Besieged depends so much on image, lighting, color, and sound for its impact that it sounds ridiculous in summary, and it’s bound to strike some folks as the silliest thing they’ve ever seen. Indeed, some of its gaudier passages approach the decorous delirium of Bertolucci’s onetime collaborator Dario Argento. But if you’re interested in seeing a master filmmaker work on the fly with brazen command of his tools, you’ll be knocked out by the movie’s visual invention and emotional immediacy. It’s the rare recent film that seems written in present tense.
Actor Dabney Coleman, whose career spans more than 30 years and nearly three times as many films, not to mention indelible roles in the TV series Mary Hartman, Mary Hartman and The Slap Maxwell Story, will be in town this Saturday and Sunday to conduct a workshop in film acting for adults. With credits ranging from Tootsie to the upcoming Inspector Gadget, Coleman has been a constant presence on screen for three decades, and his costars over the years illustrate the diversity of his résumé: Henry Fonda, Dustin Hoffman, Tom Hanks, Katharine Hepburn, Elvis Presley, and Kermit the Frog. The price for the workshop is $200, and spaces are limited; the workshop includes two days of preparation with Molli Benson of L.A.-based Benson Productions. For more information, call Jimmi McCarter of The Cannon Group at 321-8970.
Another great work by Hannah Kahn
My name is Eve
Why does joining a cult have to look so pretty, but be so ugly?
I'd say the hats are more BILLY JACK, but that fits into the whole hippy-cult…

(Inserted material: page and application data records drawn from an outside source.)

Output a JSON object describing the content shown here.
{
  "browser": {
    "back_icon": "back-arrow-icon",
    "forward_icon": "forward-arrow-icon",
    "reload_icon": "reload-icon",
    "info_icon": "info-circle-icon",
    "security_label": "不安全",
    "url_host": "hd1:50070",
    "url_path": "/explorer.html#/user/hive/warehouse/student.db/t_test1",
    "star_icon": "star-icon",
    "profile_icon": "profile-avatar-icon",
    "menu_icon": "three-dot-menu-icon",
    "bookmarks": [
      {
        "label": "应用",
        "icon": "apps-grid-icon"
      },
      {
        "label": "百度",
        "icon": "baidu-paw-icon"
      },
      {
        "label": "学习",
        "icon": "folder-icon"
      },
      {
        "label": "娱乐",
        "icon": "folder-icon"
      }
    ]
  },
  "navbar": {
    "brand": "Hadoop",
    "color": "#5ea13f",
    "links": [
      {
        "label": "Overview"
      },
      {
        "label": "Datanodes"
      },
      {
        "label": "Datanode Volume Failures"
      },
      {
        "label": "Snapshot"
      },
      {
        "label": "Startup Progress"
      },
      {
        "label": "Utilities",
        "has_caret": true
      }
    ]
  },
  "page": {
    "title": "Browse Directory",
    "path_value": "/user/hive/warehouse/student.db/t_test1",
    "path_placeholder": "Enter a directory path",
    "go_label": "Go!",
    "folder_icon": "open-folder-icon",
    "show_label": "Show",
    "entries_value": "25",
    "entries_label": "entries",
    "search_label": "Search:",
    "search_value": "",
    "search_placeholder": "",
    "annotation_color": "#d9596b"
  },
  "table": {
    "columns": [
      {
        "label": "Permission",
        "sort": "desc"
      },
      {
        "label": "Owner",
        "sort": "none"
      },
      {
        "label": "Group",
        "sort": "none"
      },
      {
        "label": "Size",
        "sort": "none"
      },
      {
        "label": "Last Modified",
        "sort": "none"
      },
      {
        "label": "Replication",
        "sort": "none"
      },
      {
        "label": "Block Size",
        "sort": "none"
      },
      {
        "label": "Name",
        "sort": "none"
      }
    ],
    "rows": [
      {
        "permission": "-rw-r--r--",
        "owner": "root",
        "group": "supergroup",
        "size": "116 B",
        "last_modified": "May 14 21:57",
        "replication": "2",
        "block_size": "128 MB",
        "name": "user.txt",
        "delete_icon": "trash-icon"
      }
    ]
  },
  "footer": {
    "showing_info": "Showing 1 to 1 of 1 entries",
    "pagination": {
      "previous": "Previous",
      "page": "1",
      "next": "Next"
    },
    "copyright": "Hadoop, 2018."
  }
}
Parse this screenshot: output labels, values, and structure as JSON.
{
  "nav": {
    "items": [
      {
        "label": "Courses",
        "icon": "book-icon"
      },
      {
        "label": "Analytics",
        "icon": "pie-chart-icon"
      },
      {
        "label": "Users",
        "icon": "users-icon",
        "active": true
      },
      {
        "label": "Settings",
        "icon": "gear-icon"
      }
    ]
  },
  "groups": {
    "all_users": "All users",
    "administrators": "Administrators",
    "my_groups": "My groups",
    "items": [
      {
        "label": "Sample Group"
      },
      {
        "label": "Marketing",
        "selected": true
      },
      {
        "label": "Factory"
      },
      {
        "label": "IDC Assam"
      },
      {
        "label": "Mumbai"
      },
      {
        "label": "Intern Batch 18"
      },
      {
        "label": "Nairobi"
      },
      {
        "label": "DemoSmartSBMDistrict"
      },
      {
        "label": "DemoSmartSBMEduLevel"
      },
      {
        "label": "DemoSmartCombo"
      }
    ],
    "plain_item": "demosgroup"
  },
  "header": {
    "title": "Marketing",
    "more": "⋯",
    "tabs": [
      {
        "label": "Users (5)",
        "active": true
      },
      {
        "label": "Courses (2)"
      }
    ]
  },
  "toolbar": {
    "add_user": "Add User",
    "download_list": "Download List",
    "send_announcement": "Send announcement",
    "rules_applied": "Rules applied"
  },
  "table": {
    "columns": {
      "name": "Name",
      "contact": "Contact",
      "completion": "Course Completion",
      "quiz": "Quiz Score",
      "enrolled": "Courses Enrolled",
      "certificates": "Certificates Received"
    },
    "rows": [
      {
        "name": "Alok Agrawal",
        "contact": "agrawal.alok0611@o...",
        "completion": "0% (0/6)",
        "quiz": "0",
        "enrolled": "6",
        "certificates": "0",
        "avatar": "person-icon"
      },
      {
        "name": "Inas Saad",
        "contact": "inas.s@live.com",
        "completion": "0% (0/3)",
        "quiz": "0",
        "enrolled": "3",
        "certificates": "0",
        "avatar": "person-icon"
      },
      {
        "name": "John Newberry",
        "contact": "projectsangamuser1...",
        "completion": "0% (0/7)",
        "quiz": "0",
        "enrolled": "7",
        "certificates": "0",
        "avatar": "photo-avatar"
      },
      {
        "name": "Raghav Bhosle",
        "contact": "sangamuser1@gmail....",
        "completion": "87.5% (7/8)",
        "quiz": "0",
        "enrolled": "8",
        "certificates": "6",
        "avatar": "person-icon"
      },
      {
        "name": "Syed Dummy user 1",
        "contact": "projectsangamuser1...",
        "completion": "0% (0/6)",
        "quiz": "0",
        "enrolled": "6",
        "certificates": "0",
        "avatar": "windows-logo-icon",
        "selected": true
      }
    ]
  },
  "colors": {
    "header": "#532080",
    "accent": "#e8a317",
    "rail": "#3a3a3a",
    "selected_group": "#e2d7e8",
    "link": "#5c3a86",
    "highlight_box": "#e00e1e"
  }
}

Thank you for the write up. We greatly appreciate it! Hope we raise the funds…
Looks like he was a great Artist.......who left his Legacy behind for others to follow.....